Top of Provided information

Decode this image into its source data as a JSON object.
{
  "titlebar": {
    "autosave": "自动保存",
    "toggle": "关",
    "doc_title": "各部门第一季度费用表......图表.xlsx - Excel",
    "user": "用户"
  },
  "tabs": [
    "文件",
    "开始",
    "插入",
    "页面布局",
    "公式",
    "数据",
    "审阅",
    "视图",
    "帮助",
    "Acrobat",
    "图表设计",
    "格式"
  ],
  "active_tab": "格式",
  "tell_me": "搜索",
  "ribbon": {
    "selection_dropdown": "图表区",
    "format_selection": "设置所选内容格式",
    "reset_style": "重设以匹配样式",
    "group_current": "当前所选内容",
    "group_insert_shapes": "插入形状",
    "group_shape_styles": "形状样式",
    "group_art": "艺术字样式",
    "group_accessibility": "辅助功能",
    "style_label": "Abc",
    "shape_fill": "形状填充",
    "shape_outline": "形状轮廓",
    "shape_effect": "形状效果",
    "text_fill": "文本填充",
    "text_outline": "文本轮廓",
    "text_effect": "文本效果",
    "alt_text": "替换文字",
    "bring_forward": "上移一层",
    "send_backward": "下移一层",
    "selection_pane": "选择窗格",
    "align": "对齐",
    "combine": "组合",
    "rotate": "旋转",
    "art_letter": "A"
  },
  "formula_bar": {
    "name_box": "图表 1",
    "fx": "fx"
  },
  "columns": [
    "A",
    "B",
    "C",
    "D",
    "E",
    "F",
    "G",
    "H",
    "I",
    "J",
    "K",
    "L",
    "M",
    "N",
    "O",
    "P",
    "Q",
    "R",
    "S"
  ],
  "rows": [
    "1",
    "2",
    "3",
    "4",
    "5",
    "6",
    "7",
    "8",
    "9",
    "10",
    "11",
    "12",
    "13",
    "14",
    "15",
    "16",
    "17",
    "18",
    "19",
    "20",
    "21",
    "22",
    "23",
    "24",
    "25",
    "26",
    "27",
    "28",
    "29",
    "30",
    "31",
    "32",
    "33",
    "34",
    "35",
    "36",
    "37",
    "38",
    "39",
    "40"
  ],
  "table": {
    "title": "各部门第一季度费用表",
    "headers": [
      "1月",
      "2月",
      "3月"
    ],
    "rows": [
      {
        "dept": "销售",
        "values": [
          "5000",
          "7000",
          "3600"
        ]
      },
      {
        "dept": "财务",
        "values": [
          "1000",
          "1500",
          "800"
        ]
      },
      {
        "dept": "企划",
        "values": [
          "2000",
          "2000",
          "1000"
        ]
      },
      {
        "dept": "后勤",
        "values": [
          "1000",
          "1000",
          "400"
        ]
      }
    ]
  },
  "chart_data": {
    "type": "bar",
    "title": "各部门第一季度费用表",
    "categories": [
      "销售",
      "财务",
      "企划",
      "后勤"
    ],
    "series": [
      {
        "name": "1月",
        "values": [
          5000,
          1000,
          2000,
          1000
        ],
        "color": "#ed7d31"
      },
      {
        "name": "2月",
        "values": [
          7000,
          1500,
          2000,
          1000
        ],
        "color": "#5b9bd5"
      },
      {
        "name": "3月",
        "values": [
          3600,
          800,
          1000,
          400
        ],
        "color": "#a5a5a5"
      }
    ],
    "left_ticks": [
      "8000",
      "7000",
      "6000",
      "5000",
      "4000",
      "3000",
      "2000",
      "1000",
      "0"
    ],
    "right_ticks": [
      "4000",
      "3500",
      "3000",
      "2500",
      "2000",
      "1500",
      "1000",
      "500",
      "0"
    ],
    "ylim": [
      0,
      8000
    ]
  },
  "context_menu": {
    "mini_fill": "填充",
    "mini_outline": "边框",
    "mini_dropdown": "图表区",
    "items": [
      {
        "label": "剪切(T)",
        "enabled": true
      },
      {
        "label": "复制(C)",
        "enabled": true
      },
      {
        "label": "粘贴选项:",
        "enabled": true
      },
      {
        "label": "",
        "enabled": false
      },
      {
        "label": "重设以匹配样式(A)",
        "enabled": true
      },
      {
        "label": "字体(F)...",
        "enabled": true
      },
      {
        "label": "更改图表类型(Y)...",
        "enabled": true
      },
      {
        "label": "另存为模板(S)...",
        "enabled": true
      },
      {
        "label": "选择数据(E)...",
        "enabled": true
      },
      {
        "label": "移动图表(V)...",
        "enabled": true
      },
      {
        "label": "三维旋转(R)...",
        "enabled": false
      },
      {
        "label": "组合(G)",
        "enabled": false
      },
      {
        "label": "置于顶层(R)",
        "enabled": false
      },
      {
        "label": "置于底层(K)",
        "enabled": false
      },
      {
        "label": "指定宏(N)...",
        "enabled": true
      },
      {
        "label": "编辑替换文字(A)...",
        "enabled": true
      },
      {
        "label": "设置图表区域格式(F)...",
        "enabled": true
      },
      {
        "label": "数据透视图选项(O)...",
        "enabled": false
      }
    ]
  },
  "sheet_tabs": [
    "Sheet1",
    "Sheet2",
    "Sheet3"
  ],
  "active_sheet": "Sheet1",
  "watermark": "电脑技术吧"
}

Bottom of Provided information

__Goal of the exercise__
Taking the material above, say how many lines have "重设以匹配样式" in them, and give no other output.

__Answer section__
2